INSTRUCTIONS TO FOLLOW: Within the entries that follow, show each line where the word "JSON" occurs.

[SOURCE MATERIAL Boundary: Start]

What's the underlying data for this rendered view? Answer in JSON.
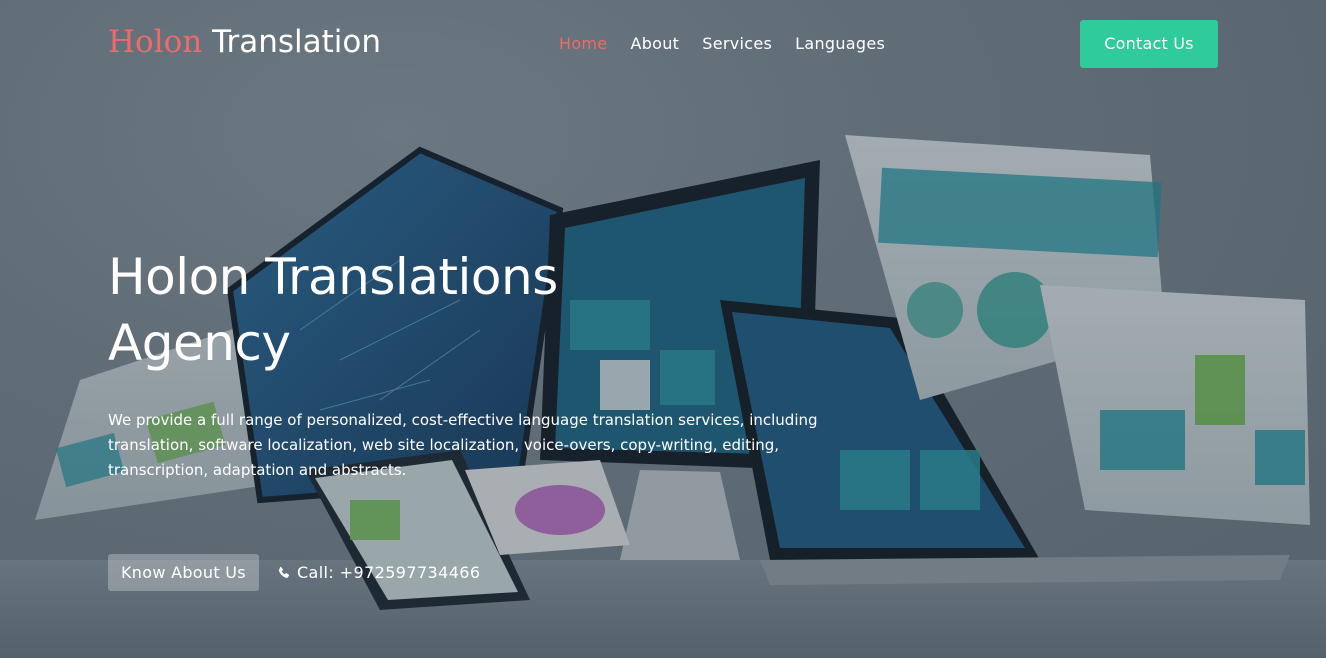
{
  "brand": {
    "accent": "Holon",
    "main": "Translation"
  },
  "nav": {
    "items": [
      {
        "label": "Home",
        "active": true
      },
      {
        "label": "About",
        "active": false
      },
      {
        "label": "Services",
        "active": false
      },
      {
        "label": "Languages",
        "active": false
      }
    ],
    "contact_label": "Contact Us"
  },
  "hero": {
    "title_line1": "Holon Translations",
    "title_line2": "Agency",
    "description": "We provide a full range of personalized, cost-effective language translation services, including translation, software localization, web site localization, voice-overs, copy-writing, editing, transcription, adaptation and abstracts.",
    "know_button": "Know About Us",
    "call_text": "Call: +972597734466",
    "background_icon": "devices-photo"
  },
  "colors": {
    "accent_red": "#f06a6a",
    "contact_green": "#2fcb9a",
    "text_white": "#ffffff"
  }
}
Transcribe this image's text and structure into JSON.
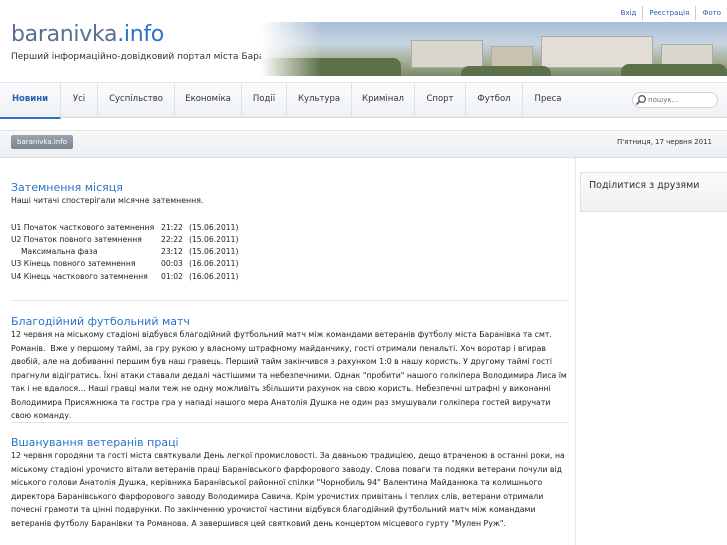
{
  "top_links": [
    "Вхід",
    "Реєстрація",
    "Фото"
  ],
  "logo": {
    "part1": "baranivka",
    "part2": ".info"
  },
  "tagline": "Перший інформаційно-довідковий портал міста Баранівка",
  "nav": [
    {
      "label": "Новини",
      "active": true
    },
    {
      "label": "Усі"
    },
    {
      "label": "Суспільство"
    },
    {
      "label": "Економіка"
    },
    {
      "label": "Події"
    },
    {
      "label": "Культура"
    },
    {
      "label": "Кримінал"
    },
    {
      "label": "Спорт"
    },
    {
      "label": "Футбол"
    },
    {
      "label": "Преса"
    }
  ],
  "search": {
    "placeholder": "пошук..."
  },
  "breadcrumb": "baranivka.info",
  "date": "П'ятниця, 17 червня 2011",
  "sidebar": {
    "title": "Поділитися з друзями"
  },
  "articles": [
    {
      "title": "Затемнення місяця",
      "intro": "Наші читачі спостерігали місячне затемнення.",
      "table": [
        [
          "U1 Початок часткового затемнення",
          "21:22",
          "(15.06.2011)"
        ],
        [
          "U2 Початок повного затемнення",
          "22:22",
          "(15.06.2011)"
        ],
        [
          "Максимальна фаза",
          "23:12",
          "(15.06.2011)"
        ],
        [
          "U3 Кінець повного затемнення",
          "00:03",
          "(16.06.2011)"
        ],
        [
          "U4 Кінець часткового затемнення",
          "01:02",
          "(16.06.2011)"
        ]
      ]
    },
    {
      "title": "Благодійний футбольний матч",
      "body": "12 червня на міському стадіоні відбувся благодійний футбольний матч між командами ветеранів футболу міста Баранівка та смт. Романів.  Вже у першому таймі, за гру рукою у власному штрафному майданчику, гості отримали пенальті. Хоч воротар і вгирав двобій, але на добиванні першим був наш гравець. Перший тайм закінчився з рахунком 1:0 в нашу користь. У другому таймі гості прагнули відігратись. Їхні атаки ставали дедалі частішими та небезпечними. Однак \"пробити\" нашого голкіпера Володимира Лиса їм так і не вдалося… Наші гравці мали теж не одну можливіть збільшити рахунок на свою користь. Небезпечні штрафні у виконанні Володимира Присяжнюка та гостра гра у нападі нашого мера Анатолія Душка не один раз змушували голкіпера гостей виручати свою команду."
    },
    {
      "title": "Вшанування ветеранів праці",
      "body": "12 червня городяни та гості міста святкували День легкої промисловості. За давньою традицією, дещо втраченою в останні роки, на міському стадіоні урочисто вітали ветеранів праці Баранівського фарфорового заводу. Слова поваги та подяки ветерани почули від  міського голови Анатолія Душка, керівника Баранівської районної спілки \"Чорнобиль 94\" Валентина Майданюка та колишнього директора Баранівського фарфорового заводу Володимира Савича. Крім урочистих привітань і теплих слів, ветерани отримали почесні грамоти та цінні подарунки. По закінченню урочистої частини відбувся благодійний футбольний матч між командами ветеранів футболу Баранівки та Романова. А завершився цей святковий день концертом місцевого гурту \"Мулен Руж\"."
    }
  ]
}
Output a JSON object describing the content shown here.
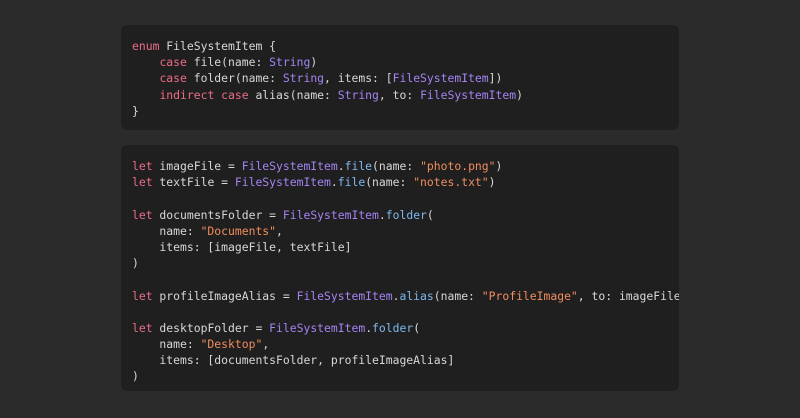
{
  "colors": {
    "background": "#2b2b2b",
    "code_background": "#1f1f1f",
    "keyword": "#ec6d88",
    "type": "#a484f2",
    "function": "#7fb8ee",
    "string": "#f08d5f",
    "plain": "#d7d7d7"
  },
  "blocks": [
    {
      "name": "enum-declaration",
      "lines": [
        [
          {
            "t": "kw",
            "v": "enum"
          },
          {
            "t": "plain",
            "v": " FileSystemItem {"
          }
        ],
        [
          {
            "t": "plain",
            "v": "    "
          },
          {
            "t": "kw",
            "v": "case"
          },
          {
            "t": "plain",
            "v": " file(name: "
          },
          {
            "t": "type",
            "v": "String"
          },
          {
            "t": "plain",
            "v": ")"
          }
        ],
        [
          {
            "t": "plain",
            "v": "    "
          },
          {
            "t": "kw",
            "v": "case"
          },
          {
            "t": "plain",
            "v": " folder(name: "
          },
          {
            "t": "type",
            "v": "String"
          },
          {
            "t": "plain",
            "v": ", items: ["
          },
          {
            "t": "type",
            "v": "FileSystemItem"
          },
          {
            "t": "plain",
            "v": "])"
          }
        ],
        [
          {
            "t": "plain",
            "v": "    "
          },
          {
            "t": "kw",
            "v": "indirect case"
          },
          {
            "t": "plain",
            "v": " alias(name: "
          },
          {
            "t": "type",
            "v": "String"
          },
          {
            "t": "plain",
            "v": ", to: "
          },
          {
            "t": "type",
            "v": "FileSystemItem"
          },
          {
            "t": "plain",
            "v": ")"
          }
        ],
        [
          {
            "t": "plain",
            "v": "}"
          }
        ]
      ]
    },
    {
      "name": "usage-examples",
      "lines": [
        [
          {
            "t": "kw",
            "v": "let"
          },
          {
            "t": "plain",
            "v": " imageFile = "
          },
          {
            "t": "type",
            "v": "FileSystemItem"
          },
          {
            "t": "plain",
            "v": "."
          },
          {
            "t": "fn",
            "v": "file"
          },
          {
            "t": "plain",
            "v": "(name: "
          },
          {
            "t": "str",
            "v": "\"photo.png\""
          },
          {
            "t": "plain",
            "v": ")"
          }
        ],
        [
          {
            "t": "kw",
            "v": "let"
          },
          {
            "t": "plain",
            "v": " textFile = "
          },
          {
            "t": "type",
            "v": "FileSystemItem"
          },
          {
            "t": "plain",
            "v": "."
          },
          {
            "t": "fn",
            "v": "file"
          },
          {
            "t": "plain",
            "v": "(name: "
          },
          {
            "t": "str",
            "v": "\"notes.txt\""
          },
          {
            "t": "plain",
            "v": ")"
          }
        ],
        [],
        [
          {
            "t": "kw",
            "v": "let"
          },
          {
            "t": "plain",
            "v": " documentsFolder = "
          },
          {
            "t": "type",
            "v": "FileSystemItem"
          },
          {
            "t": "plain",
            "v": "."
          },
          {
            "t": "fn",
            "v": "folder"
          },
          {
            "t": "plain",
            "v": "("
          }
        ],
        [
          {
            "t": "plain",
            "v": "    name: "
          },
          {
            "t": "str",
            "v": "\"Documents\""
          },
          {
            "t": "plain",
            "v": ","
          }
        ],
        [
          {
            "t": "plain",
            "v": "    items: [imageFile, textFile]"
          }
        ],
        [
          {
            "t": "plain",
            "v": ")"
          }
        ],
        [],
        [
          {
            "t": "kw",
            "v": "let"
          },
          {
            "t": "plain",
            "v": " profileImageAlias = "
          },
          {
            "t": "type",
            "v": "FileSystemItem"
          },
          {
            "t": "plain",
            "v": "."
          },
          {
            "t": "fn",
            "v": "alias"
          },
          {
            "t": "plain",
            "v": "(name: "
          },
          {
            "t": "str",
            "v": "\"ProfileImage\""
          },
          {
            "t": "plain",
            "v": ", to: imageFile)"
          }
        ],
        [],
        [
          {
            "t": "kw",
            "v": "let"
          },
          {
            "t": "plain",
            "v": " desktopFolder = "
          },
          {
            "t": "type",
            "v": "FileSystemItem"
          },
          {
            "t": "plain",
            "v": "."
          },
          {
            "t": "fn",
            "v": "folder"
          },
          {
            "t": "plain",
            "v": "("
          }
        ],
        [
          {
            "t": "plain",
            "v": "    name: "
          },
          {
            "t": "str",
            "v": "\"Desktop\""
          },
          {
            "t": "plain",
            "v": ","
          }
        ],
        [
          {
            "t": "plain",
            "v": "    items: [documentsFolder, profileImageAlias]"
          }
        ],
        [
          {
            "t": "plain",
            "v": ")"
          }
        ]
      ]
    }
  ]
}
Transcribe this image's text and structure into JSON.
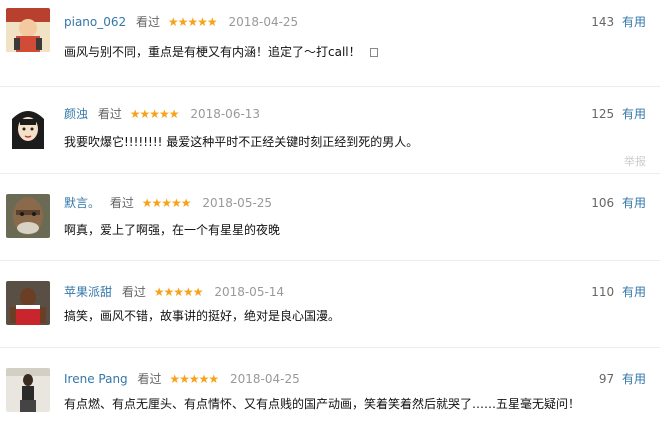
{
  "reviews": [
    {
      "username": "piano_062",
      "status": "看过",
      "stars": "★★★★★",
      "date": "2018-04-25",
      "votes": "143",
      "useful_label": "有用",
      "content": "画风与别不同，重点是有梗又有内涵！追定了～打call！",
      "report": ""
    },
    {
      "username": "颜浊",
      "status": "看过",
      "stars": "★★★★★",
      "date": "2018-06-13",
      "votes": "125",
      "useful_label": "有用",
      "content": "我要吹爆它!!!!!!!! 最爱这种平时不正经关键时刻正经到死的男人。",
      "report": "举报"
    },
    {
      "username": "默言。",
      "status": "看过",
      "stars": "★★★★★",
      "date": "2018-05-25",
      "votes": "106",
      "useful_label": "有用",
      "content": "啊真，爱上了啊强，在一个有星星的夜晚",
      "report": ""
    },
    {
      "username": "苹果派甜",
      "status": "看过",
      "stars": "★★★★★",
      "date": "2018-05-14",
      "votes": "110",
      "useful_label": "有用",
      "content": "搞笑，画风不错，故事讲的挺好，绝对是良心国漫。",
      "report": ""
    },
    {
      "username": "Irene Pang",
      "status": "看过",
      "stars": "★★★★★",
      "date": "2018-04-25",
      "votes": "97",
      "useful_label": "有用",
      "content": "有点燃、有点无厘头、有点情怀、又有点贱的国产动画，笑着笑着然后就哭了……五星毫无疑问！",
      "report": ""
    }
  ]
}
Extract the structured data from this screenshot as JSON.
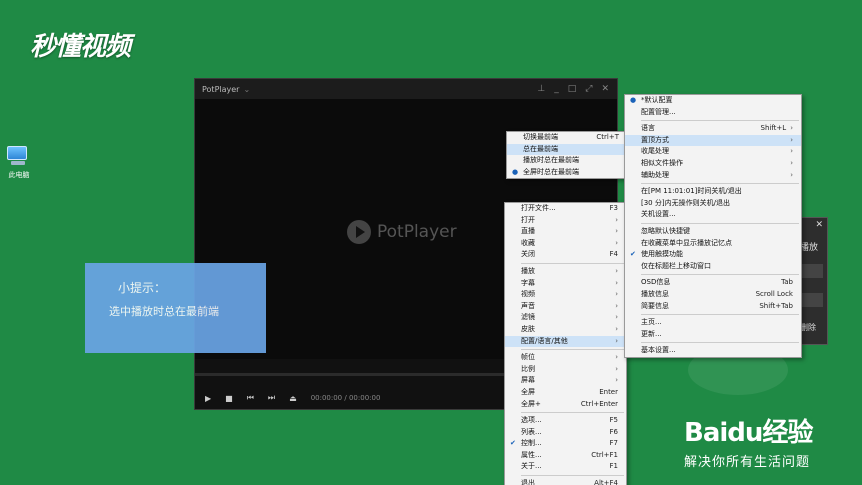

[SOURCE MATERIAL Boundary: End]

RESPONSE TO THIS EXERCISE:
What's the underlying data for this rendered view? Answer in JSON.
Transcribe this image's text and structure into JSON.
Output a JSON object describing the content shown here.
Transcribe this image's text and structure into JSON.
Extract the structured data from this screenshot as JSON.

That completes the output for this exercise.